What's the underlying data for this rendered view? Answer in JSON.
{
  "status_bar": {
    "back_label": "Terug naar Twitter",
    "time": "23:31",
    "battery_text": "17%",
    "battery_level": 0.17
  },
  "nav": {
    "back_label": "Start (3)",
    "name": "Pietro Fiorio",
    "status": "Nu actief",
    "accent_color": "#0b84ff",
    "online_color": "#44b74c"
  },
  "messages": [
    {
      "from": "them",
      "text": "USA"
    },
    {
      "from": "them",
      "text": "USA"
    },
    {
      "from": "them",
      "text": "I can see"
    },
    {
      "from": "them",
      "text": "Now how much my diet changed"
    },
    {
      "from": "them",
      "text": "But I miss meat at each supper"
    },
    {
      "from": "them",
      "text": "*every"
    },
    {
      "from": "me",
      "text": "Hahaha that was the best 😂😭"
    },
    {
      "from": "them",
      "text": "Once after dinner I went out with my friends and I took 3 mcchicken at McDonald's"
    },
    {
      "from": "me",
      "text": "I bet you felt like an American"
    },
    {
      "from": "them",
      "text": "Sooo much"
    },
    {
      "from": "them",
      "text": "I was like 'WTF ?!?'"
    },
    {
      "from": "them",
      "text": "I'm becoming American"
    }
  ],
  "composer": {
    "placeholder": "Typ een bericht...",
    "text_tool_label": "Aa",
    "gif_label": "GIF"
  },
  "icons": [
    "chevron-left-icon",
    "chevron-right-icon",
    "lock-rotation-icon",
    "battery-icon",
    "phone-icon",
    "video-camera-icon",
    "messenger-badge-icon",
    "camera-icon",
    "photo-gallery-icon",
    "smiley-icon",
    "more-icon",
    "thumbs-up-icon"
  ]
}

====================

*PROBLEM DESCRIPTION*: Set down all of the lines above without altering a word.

*ANSWER*:
What's the underlying data for this rendered view? Answer in JSON.
{
  "status_bar": {
    "back_label": "Terug naar Twitter",
    "time": "23:31",
    "battery_text": "17%",
    "battery_level": 0.17
  },
  "nav": {
    "back_label": "Start (3)",
    "name": "Pietro Fiorio",
    "status": "Nu actief",
    "accent_color": "#0b84ff",
    "online_color": "#44b74c"
  },
  "messages": [
    {
      "from": "them",
      "text": "USA"
    },
    {
      "from": "them",
      "text": "USA"
    },
    {
      "from": "them",
      "text": "I can see"
    },
    {
      "from": "them",
      "text": "Now how much my diet changed"
    },
    {
      "from": "them",
      "text": "But I miss meat at each supper"
    },
    {
      "from": "them",
      "text": "*every"
    },
    {
      "from": "me",
      "text": "Hahaha that was the best 😂😭"
    },
    {
      "from": "them",
      "text": "Once after dinner I went out with my friends and I took 3 mcchicken at McDonald's"
    },
    {
      "from": "me",
      "text": "I bet you felt like an American"
    },
    {
      "from": "them",
      "text": "Sooo much"
    },
    {
      "from": "them",
      "text": "I was like 'WTF ?!?'"
    },
    {
      "from": "them",
      "text": "I'm becoming American"
    }
  ],
  "composer": {
    "placeholder": "Typ een bericht...",
    "text_tool_label": "Aa",
    "gif_label": "GIF"
  },
  "icons": [
    "chevron-left-icon",
    "chevron-right-icon",
    "lock-rotation-icon",
    "battery-icon",
    "phone-icon",
    "video-camera-icon",
    "messenger-badge-icon",
    "camera-icon",
    "photo-gallery-icon",
    "smiley-icon",
    "more-icon",
    "thumbs-up-icon"
  ]
}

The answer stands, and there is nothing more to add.